Material provided -

--- START ---

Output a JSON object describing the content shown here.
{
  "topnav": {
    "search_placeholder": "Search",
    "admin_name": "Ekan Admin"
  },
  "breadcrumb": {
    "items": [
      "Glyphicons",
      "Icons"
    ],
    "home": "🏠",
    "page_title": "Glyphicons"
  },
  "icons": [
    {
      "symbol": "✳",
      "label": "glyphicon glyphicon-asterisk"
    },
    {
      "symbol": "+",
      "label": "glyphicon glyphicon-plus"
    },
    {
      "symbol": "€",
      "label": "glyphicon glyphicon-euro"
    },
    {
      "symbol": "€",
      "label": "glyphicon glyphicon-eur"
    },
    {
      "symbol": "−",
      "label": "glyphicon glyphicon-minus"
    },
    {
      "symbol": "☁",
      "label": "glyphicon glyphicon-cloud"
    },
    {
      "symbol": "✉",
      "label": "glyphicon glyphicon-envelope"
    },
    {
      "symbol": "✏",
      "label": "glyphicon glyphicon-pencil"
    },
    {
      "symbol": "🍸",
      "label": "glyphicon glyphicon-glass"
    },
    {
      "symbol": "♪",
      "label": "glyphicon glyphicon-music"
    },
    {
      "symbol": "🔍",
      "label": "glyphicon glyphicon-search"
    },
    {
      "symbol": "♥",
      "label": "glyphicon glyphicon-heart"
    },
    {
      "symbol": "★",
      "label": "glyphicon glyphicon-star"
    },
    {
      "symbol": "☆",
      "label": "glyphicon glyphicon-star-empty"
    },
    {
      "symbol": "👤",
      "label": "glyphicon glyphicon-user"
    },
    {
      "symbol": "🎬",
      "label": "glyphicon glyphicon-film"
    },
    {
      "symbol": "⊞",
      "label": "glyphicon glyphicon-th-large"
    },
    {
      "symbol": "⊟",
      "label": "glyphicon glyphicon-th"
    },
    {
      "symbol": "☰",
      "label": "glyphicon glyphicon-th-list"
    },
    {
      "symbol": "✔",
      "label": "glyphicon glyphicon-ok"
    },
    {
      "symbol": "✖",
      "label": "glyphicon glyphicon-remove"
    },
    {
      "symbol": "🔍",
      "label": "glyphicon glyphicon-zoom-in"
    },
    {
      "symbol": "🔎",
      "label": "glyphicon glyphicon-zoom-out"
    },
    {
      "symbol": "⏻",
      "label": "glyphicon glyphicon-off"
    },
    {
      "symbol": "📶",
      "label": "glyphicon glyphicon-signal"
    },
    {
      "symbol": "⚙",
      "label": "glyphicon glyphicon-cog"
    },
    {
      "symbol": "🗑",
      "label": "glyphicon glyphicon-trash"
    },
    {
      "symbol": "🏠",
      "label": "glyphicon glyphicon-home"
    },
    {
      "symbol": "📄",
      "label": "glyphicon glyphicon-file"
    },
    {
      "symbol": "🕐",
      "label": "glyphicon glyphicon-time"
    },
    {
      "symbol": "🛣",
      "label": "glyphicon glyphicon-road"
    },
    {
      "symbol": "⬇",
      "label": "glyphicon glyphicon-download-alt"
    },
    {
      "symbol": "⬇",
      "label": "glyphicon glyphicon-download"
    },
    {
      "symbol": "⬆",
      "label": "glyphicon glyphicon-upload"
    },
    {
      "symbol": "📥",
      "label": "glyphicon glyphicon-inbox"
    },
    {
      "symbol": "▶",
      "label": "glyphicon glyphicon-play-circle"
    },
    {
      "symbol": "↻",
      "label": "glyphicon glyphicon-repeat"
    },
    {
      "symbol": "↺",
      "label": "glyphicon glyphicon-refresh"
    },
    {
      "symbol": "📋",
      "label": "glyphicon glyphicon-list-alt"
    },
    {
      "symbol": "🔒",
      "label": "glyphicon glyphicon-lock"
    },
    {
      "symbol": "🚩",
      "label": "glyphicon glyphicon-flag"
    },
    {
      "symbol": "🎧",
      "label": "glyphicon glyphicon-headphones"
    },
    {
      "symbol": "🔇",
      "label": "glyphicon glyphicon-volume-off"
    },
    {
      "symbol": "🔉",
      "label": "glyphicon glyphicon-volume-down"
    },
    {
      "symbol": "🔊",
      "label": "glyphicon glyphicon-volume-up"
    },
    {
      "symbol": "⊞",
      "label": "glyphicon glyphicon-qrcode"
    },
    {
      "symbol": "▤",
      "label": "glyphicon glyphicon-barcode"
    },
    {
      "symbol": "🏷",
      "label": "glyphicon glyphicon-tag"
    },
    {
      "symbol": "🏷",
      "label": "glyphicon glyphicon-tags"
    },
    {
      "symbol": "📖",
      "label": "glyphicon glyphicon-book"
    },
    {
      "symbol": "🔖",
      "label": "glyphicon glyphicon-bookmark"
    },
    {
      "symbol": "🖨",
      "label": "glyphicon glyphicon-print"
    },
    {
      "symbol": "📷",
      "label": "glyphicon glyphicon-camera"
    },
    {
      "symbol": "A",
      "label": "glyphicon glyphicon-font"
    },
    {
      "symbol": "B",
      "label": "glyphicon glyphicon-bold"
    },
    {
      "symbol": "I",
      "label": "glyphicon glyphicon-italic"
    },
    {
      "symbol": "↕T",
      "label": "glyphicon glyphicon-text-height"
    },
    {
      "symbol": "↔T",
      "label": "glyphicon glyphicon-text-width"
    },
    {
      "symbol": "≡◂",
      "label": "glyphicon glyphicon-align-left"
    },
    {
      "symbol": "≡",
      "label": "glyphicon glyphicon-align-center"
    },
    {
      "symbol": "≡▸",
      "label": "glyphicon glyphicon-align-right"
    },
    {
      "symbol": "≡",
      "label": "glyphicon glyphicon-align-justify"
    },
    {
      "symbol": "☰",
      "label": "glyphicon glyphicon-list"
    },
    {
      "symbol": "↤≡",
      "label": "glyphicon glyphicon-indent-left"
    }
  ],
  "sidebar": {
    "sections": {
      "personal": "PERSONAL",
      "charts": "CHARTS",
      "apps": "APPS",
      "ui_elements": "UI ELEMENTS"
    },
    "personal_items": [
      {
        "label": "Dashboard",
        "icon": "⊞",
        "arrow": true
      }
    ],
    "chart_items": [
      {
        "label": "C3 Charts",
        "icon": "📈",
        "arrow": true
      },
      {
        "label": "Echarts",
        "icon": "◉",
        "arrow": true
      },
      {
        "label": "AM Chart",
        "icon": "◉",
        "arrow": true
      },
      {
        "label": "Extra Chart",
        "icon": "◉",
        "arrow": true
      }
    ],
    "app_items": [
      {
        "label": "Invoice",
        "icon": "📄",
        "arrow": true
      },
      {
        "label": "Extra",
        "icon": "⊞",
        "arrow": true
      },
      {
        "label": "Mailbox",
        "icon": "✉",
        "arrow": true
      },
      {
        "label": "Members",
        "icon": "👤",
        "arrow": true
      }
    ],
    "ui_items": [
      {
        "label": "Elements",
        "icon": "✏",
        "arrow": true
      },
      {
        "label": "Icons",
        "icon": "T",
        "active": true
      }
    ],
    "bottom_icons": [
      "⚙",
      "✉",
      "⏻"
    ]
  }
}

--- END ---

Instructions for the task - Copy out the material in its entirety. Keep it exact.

Reply to the task -
Output a JSON object describing the content shown here.
{
  "topnav": {
    "search_placeholder": "Search",
    "admin_name": "Ekan Admin"
  },
  "breadcrumb": {
    "items": [
      "Glyphicons",
      "Icons"
    ],
    "home": "🏠",
    "page_title": "Glyphicons"
  },
  "icons": [
    {
      "symbol": "✳",
      "label": "glyphicon glyphicon-asterisk"
    },
    {
      "symbol": "+",
      "label": "glyphicon glyphicon-plus"
    },
    {
      "symbol": "€",
      "label": "glyphicon glyphicon-euro"
    },
    {
      "symbol": "€",
      "label": "glyphicon glyphicon-eur"
    },
    {
      "symbol": "−",
      "label": "glyphicon glyphicon-minus"
    },
    {
      "symbol": "☁",
      "label": "glyphicon glyphicon-cloud"
    },
    {
      "symbol": "✉",
      "label": "glyphicon glyphicon-envelope"
    },
    {
      "symbol": "✏",
      "label": "glyphicon glyphicon-pencil"
    },
    {
      "symbol": "🍸",
      "label": "glyphicon glyphicon-glass"
    },
    {
      "symbol": "♪",
      "label": "glyphicon glyphicon-music"
    },
    {
      "symbol": "🔍",
      "label": "glyphicon glyphicon-search"
    },
    {
      "symbol": "♥",
      "label": "glyphicon glyphicon-heart"
    },
    {
      "symbol": "★",
      "label": "glyphicon glyphicon-star"
    },
    {
      "symbol": "☆",
      "label": "glyphicon glyphicon-star-empty"
    },
    {
      "symbol": "👤",
      "label": "glyphicon glyphicon-user"
    },
    {
      "symbol": "🎬",
      "label": "glyphicon glyphicon-film"
    },
    {
      "symbol": "⊞",
      "label": "glyphicon glyphicon-th-large"
    },
    {
      "symbol": "⊟",
      "label": "glyphicon glyphicon-th"
    },
    {
      "symbol": "☰",
      "label": "glyphicon glyphicon-th-list"
    },
    {
      "symbol": "✔",
      "label": "glyphicon glyphicon-ok"
    },
    {
      "symbol": "✖",
      "label": "glyphicon glyphicon-remove"
    },
    {
      "symbol": "🔍",
      "label": "glyphicon glyphicon-zoom-in"
    },
    {
      "symbol": "🔎",
      "label": "glyphicon glyphicon-zoom-out"
    },
    {
      "symbol": "⏻",
      "label": "glyphicon glyphicon-off"
    },
    {
      "symbol": "📶",
      "label": "glyphicon glyphicon-signal"
    },
    {
      "symbol": "⚙",
      "label": "glyphicon glyphicon-cog"
    },
    {
      "symbol": "🗑",
      "label": "glyphicon glyphicon-trash"
    },
    {
      "symbol": "🏠",
      "label": "glyphicon glyphicon-home"
    },
    {
      "symbol": "📄",
      "label": "glyphicon glyphicon-file"
    },
    {
      "symbol": "🕐",
      "label": "glyphicon glyphicon-time"
    },
    {
      "symbol": "🛣",
      "label": "glyphicon glyphicon-road"
    },
    {
      "symbol": "⬇",
      "label": "glyphicon glyphicon-download-alt"
    },
    {
      "symbol": "⬇",
      "label": "glyphicon glyphicon-download"
    },
    {
      "symbol": "⬆",
      "label": "glyphicon glyphicon-upload"
    },
    {
      "symbol": "📥",
      "label": "glyphicon glyphicon-inbox"
    },
    {
      "symbol": "▶",
      "label": "glyphicon glyphicon-play-circle"
    },
    {
      "symbol": "↻",
      "label": "glyphicon glyphicon-repeat"
    },
    {
      "symbol": "↺",
      "label": "glyphicon glyphicon-refresh"
    },
    {
      "symbol": "📋",
      "label": "glyphicon glyphicon-list-alt"
    },
    {
      "symbol": "🔒",
      "label": "glyphicon glyphicon-lock"
    },
    {
      "symbol": "🚩",
      "label": "glyphicon glyphicon-flag"
    },
    {
      "symbol": "🎧",
      "label": "glyphicon glyphicon-headphones"
    },
    {
      "symbol": "🔇",
      "label": "glyphicon glyphicon-volume-off"
    },
    {
      "symbol": "🔉",
      "label": "glyphicon glyphicon-volume-down"
    },
    {
      "symbol": "🔊",
      "label": "glyphicon glyphicon-volume-up"
    },
    {
      "symbol": "⊞",
      "label": "glyphicon glyphicon-qrcode"
    },
    {
      "symbol": "▤",
      "label": "glyphicon glyphicon-barcode"
    },
    {
      "symbol": "🏷",
      "label": "glyphicon glyphicon-tag"
    },
    {
      "symbol": "🏷",
      "label": "glyphicon glyphicon-tags"
    },
    {
      "symbol": "📖",
      "label": "glyphicon glyphicon-book"
    },
    {
      "symbol": "🔖",
      "label": "glyphicon glyphicon-bookmark"
    },
    {
      "symbol": "🖨",
      "label": "glyphicon glyphicon-print"
    },
    {
      "symbol": "📷",
      "label": "glyphicon glyphicon-camera"
    },
    {
      "symbol": "A",
      "label": "glyphicon glyphicon-font"
    },
    {
      "symbol": "B",
      "label": "glyphicon glyphicon-bold"
    },
    {
      "symbol": "I",
      "label": "glyphicon glyphicon-italic"
    },
    {
      "symbol": "↕T",
      "label": "glyphicon glyphicon-text-height"
    },
    {
      "symbol": "↔T",
      "label": "glyphicon glyphicon-text-width"
    },
    {
      "symbol": "≡◂",
      "label": "glyphicon glyphicon-align-left"
    },
    {
      "symbol": "≡",
      "label": "glyphicon glyphicon-align-center"
    },
    {
      "symbol": "≡▸",
      "label": "glyphicon glyphicon-align-right"
    },
    {
      "symbol": "≡",
      "label": "glyphicon glyphicon-align-justify"
    },
    {
      "symbol": "☰",
      "label": "glyphicon glyphicon-list"
    },
    {
      "symbol": "↤≡",
      "label": "glyphicon glyphicon-indent-left"
    }
  ],
  "sidebar": {
    "sections": {
      "personal": "PERSONAL",
      "charts": "CHARTS",
      "apps": "APPS",
      "ui_elements": "UI ELEMENTS"
    },
    "personal_items": [
      {
        "label": "Dashboard",
        "icon": "⊞",
        "arrow": true
      }
    ],
    "chart_items": [
      {
        "label": "C3 Charts",
        "icon": "📈",
        "arrow": true
      },
      {
        "label": "Echarts",
        "icon": "◉",
        "arrow": true
      },
      {
        "label": "AM Chart",
        "icon": "◉",
        "arrow": true
      },
      {
        "label": "Extra Chart",
        "icon": "◉",
        "arrow": true
      }
    ],
    "app_items": [
      {
        "label": "Invoice",
        "icon": "📄",
        "arrow": true
      },
      {
        "label": "Extra",
        "icon": "⊞",
        "arrow": true
      },
      {
        "label": "Mailbox",
        "icon": "✉",
        "arrow": true
      },
      {
        "label": "Members",
        "icon": "👤",
        "arrow": true
      }
    ],
    "ui_items": [
      {
        "label": "Elements",
        "icon": "✏",
        "arrow": true
      },
      {
        "label": "Icons",
        "icon": "T",
        "active": true
      }
    ],
    "bottom_icons": [
      "⚙",
      "✉",
      "⏻"
    ]
  }
}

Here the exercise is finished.